START RECORDS
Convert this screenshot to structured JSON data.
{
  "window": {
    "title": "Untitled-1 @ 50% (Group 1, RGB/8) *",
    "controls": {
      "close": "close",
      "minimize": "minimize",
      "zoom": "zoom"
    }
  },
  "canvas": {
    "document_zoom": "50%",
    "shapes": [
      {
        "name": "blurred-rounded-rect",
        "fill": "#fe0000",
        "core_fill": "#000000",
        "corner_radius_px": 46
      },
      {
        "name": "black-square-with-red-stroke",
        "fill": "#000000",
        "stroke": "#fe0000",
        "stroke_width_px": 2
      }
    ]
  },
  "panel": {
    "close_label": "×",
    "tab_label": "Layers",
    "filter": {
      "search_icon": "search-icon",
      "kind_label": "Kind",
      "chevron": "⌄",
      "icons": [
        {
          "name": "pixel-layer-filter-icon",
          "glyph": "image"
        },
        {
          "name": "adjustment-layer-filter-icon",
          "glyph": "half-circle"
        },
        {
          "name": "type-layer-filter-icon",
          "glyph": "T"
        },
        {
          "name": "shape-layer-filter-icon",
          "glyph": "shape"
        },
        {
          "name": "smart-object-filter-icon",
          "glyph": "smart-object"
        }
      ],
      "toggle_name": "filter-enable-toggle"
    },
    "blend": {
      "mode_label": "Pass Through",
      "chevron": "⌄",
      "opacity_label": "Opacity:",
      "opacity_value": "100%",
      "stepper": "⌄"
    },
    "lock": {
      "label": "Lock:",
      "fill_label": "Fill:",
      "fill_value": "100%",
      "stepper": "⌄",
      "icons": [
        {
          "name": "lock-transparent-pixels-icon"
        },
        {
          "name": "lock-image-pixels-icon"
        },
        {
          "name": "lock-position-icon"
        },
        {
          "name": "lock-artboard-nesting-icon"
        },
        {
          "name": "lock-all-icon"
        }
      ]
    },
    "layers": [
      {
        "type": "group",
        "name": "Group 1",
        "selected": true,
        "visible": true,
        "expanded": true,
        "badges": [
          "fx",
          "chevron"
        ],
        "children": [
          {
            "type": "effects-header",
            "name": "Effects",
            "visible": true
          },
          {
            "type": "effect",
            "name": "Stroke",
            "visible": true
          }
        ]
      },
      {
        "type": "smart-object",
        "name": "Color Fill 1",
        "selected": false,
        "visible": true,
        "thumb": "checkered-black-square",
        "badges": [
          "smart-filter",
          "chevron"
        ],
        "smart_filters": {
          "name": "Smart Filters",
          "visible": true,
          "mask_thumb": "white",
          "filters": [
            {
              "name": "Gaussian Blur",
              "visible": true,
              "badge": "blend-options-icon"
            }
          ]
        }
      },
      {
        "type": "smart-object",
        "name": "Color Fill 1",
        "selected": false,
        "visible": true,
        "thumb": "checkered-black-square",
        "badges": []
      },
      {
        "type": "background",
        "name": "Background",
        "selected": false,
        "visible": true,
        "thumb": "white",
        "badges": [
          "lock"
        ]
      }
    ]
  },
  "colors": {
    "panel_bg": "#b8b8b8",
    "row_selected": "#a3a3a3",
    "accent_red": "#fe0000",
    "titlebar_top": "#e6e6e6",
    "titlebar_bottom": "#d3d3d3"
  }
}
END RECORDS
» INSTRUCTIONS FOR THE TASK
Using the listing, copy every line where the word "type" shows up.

» COMPLETED TASK
          "name": "type-layer-filter-icon",
        "type": "group",
            "type": "effects-header",
            "type": "effect",
        "type": "smart-object",
        "type": "smart-object",
        "type": "background",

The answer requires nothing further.